● WHAT TO WORK ON: Read the data and repeat all of it exactly.

Records drawn from a dataset:
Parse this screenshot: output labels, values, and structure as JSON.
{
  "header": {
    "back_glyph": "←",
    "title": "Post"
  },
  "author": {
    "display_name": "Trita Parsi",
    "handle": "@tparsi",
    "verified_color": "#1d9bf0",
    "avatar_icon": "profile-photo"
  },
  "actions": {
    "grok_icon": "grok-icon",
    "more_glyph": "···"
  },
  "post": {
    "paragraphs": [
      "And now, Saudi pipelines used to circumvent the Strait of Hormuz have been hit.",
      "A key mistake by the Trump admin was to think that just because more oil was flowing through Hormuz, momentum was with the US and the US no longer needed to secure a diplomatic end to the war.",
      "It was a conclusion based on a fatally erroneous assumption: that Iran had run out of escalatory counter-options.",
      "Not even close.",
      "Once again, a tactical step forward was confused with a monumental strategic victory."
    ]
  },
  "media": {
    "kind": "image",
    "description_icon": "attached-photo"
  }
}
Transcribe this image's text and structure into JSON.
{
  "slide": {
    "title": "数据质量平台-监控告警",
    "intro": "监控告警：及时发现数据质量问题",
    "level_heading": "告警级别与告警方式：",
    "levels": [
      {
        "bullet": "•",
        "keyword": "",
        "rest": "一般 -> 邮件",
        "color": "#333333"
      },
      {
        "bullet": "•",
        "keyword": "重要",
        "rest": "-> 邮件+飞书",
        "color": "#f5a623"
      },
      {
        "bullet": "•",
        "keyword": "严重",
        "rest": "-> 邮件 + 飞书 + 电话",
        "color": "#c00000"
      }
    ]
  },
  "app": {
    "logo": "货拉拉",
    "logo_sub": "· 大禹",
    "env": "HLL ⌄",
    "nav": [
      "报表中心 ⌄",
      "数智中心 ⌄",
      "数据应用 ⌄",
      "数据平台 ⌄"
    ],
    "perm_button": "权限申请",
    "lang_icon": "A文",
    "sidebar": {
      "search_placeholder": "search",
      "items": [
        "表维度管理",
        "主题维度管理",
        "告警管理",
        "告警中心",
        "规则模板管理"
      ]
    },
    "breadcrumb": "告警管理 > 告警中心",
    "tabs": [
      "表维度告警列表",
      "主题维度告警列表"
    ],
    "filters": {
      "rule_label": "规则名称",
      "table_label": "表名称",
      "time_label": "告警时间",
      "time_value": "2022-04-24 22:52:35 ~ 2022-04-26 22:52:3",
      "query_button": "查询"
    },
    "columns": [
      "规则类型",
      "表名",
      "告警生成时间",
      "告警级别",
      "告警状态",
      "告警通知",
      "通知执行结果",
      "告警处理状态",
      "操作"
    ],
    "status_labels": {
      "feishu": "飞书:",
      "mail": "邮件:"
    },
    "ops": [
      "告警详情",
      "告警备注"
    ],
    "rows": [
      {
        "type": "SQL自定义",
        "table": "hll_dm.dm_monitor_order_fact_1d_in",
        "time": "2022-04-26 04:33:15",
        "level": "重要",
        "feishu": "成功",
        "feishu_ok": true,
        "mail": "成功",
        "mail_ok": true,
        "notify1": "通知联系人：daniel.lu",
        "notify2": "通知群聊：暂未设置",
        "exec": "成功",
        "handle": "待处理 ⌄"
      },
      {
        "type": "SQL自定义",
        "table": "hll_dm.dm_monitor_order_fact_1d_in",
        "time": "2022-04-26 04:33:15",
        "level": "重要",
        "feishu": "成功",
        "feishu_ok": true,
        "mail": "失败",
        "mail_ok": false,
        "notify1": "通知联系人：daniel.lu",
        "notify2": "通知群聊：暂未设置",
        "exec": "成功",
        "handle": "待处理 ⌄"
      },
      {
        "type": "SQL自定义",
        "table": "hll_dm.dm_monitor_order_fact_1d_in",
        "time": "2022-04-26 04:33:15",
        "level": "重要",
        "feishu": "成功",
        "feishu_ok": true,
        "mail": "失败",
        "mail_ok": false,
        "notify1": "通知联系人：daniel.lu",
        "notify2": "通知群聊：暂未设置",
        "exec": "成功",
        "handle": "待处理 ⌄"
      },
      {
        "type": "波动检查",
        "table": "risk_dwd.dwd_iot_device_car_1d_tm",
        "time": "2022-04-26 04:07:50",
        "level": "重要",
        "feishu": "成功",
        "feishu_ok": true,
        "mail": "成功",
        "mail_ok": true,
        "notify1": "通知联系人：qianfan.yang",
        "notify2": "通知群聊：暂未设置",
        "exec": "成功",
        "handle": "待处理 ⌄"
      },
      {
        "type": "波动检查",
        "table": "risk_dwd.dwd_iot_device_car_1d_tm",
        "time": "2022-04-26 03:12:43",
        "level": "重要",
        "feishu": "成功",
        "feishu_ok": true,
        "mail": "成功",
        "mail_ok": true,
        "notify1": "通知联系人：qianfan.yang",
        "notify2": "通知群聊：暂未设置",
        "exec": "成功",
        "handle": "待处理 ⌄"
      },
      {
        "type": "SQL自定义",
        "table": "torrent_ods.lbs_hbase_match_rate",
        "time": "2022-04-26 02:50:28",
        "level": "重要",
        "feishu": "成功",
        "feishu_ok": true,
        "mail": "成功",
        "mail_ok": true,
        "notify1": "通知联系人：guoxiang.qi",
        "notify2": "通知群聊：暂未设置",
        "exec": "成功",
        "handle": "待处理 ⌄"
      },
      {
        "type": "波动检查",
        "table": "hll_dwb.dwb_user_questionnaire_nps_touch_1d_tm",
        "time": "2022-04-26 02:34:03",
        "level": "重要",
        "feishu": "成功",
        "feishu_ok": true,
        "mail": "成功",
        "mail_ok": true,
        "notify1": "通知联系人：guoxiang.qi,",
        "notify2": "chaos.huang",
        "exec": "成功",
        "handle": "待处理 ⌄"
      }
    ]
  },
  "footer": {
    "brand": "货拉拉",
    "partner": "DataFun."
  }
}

● OUTPUT BELOW:
Parse this screenshot: output labels, values, and structure as JSON.
{
  "header": {
    "back_glyph": "←",
    "title": "Post"
  },
  "author": {
    "display_name": "Trita Parsi",
    "handle": "@tparsi",
    "verified_color": "#1d9bf0",
    "avatar_icon": "profile-photo"
  },
  "actions": {
    "grok_icon": "grok-icon",
    "more_glyph": "···"
  },
  "post": {
    "paragraphs": [
      "And now, Saudi pipelines used to circumvent the Strait of Hormuz have been hit.",
      "A key mistake by the Trump admin was to think that just because more oil was flowing through Hormuz, momentum was with the US and the US no longer needed to secure a diplomatic end to the war.",
      "It was a conclusion based on a fatally erroneous assumption: that Iran had run out of escalatory counter-options.",
      "Not even close.",
      "Once again, a tactical step forward was confused with a monumental strategic victory."
    ]
  },
  "media": {
    "kind": "image",
    "description_icon": "attached-photo"
  }
}
Transcribe this image's text and structure into JSON.
{
  "slide": {
    "title": "数据质量平台-监控告警",
    "intro": "监控告警：及时发现数据质量问题",
    "level_heading": "告警级别与告警方式：",
    "levels": [
      {
        "bullet": "•",
        "keyword": "",
        "rest": "一般 -> 邮件",
        "color": "#333333"
      },
      {
        "bullet": "•",
        "keyword": "重要",
        "rest": "-> 邮件+飞书",
        "color": "#f5a623"
      },
      {
        "bullet": "•",
        "keyword": "严重",
        "rest": "-> 邮件 + 飞书 + 电话",
        "color": "#c00000"
      }
    ]
  },
  "app": {
    "logo": "货拉拉",
    "logo_sub": "· 大禹",
    "env": "HLL ⌄",
    "nav": [
      "报表中心 ⌄",
      "数智中心 ⌄",
      "数据应用 ⌄",
      "数据平台 ⌄"
    ],
    "perm_button": "权限申请",
    "lang_icon": "A文",
    "sidebar": {
      "search_placeholder": "search",
      "items": [
        "表维度管理",
        "主题维度管理",
        "告警管理",
        "告警中心",
        "规则模板管理"
      ]
    },
    "breadcrumb": "告警管理 > 告警中心",
    "tabs": [
      "表维度告警列表",
      "主题维度告警列表"
    ],
    "filters": {
      "rule_label": "规则名称",
      "table_label": "表名称",
      "time_label": "告警时间",
      "time_value": "2022-04-24 22:52:35 ~ 2022-04-26 22:52:3",
      "query_button": "查询"
    },
    "columns": [
      "规则类型",
      "表名",
      "告警生成时间",
      "告警级别",
      "告警状态",
      "告警通知",
      "通知执行结果",
      "告警处理状态",
      "操作"
    ],
    "status_labels": {
      "feishu": "飞书:",
      "mail": "邮件:"
    },
    "ops": [
      "告警详情",
      "告警备注"
    ],
    "rows": [
      {
        "type": "SQL自定义",
        "table": "hll_dm.dm_monitor_order_fact_1d_in",
        "time": "2022-04-26 04:33:15",
        "level": "重要",
        "feishu": "成功",
        "feishu_ok": true,
        "mail": "成功",
        "mail_ok": true,
        "notify1": "通知联系人：daniel.lu",
        "notify2": "通知群聊：暂未设置",
        "exec": "成功",
        "handle": "待处理 ⌄"
      },
      {
        "type": "SQL自定义",
        "table": "hll_dm.dm_monitor_order_fact_1d_in",
        "time": "2022-04-26 04:33:15",
        "level": "重要",
        "feishu": "成功",
        "feishu_ok": true,
        "mail": "失败",
        "mail_ok": false,
        "notify1": "通知联系人：daniel.lu",
        "notify2": "通知群聊：暂未设置",
        "exec": "成功",
        "handle": "待处理 ⌄"
      },
      {
        "type": "SQL自定义",
        "table": "hll_dm.dm_monitor_order_fact_1d_in",
        "time": "2022-04-26 04:33:15",
        "level": "重要",
        "feishu": "成功",
        "feishu_ok": true,
        "mail": "失败",
        "mail_ok": false,
        "notify1": "通知联系人：daniel.lu",
        "notify2": "通知群聊：暂未设置",
        "exec": "成功",
        "handle": "待处理 ⌄"
      },
      {
        "type": "波动检查",
        "table": "risk_dwd.dwd_iot_device_car_1d_tm",
        "time": "2022-04-26 04:07:50",
        "level": "重要",
        "feishu": "成功",
        "feishu_ok": true,
        "mail": "成功",
        "mail_ok": true,
        "notify1": "通知联系人：qianfan.yang",
        "notify2": "通知群聊：暂未设置",
        "exec": "成功",
        "handle": "待处理 ⌄"
      },
      {
        "type": "波动检查",
        "table": "risk_dwd.dwd_iot_device_car_1d_tm",
        "time": "2022-04-26 03:12:43",
        "level": "重要",
        "feishu": "成功",
        "feishu_ok": true,
        "mail": "成功",
        "mail_ok": true,
        "notify1": "通知联系人：qianfan.yang",
        "notify2": "通知群聊：暂未设置",
        "exec": "成功",
        "handle": "待处理 ⌄"
      },
      {
        "type": "SQL自定义",
        "table": "torrent_ods.lbs_hbase_match_rate",
        "time": "2022-04-26 02:50:28",
        "level": "重要",
        "feishu": "成功",
        "feishu_ok": true,
        "mail": "成功",
        "mail_ok": true,
        "notify1": "通知联系人：guoxiang.qi",
        "notify2": "通知群聊：暂未设置",
        "exec": "成功",
        "handle": "待处理 ⌄"
      },
      {
        "type": "波动检查",
        "table": "hll_dwb.dwb_user_questionnaire_nps_touch_1d_tm",
        "time": "2022-04-26 02:34:03",
        "level": "重要",
        "feishu": "成功",
        "feishu_ok": true,
        "mail": "成功",
        "mail_ok": true,
        "notify1": "通知联系人：guoxiang.qi,",
        "notify2": "chaos.huang",
        "exec": "成功",
        "handle": "待处理 ⌄"
      }
    ]
  },
  "footer": {
    "brand": "货拉拉",
    "partner": "DataFun."
  }
}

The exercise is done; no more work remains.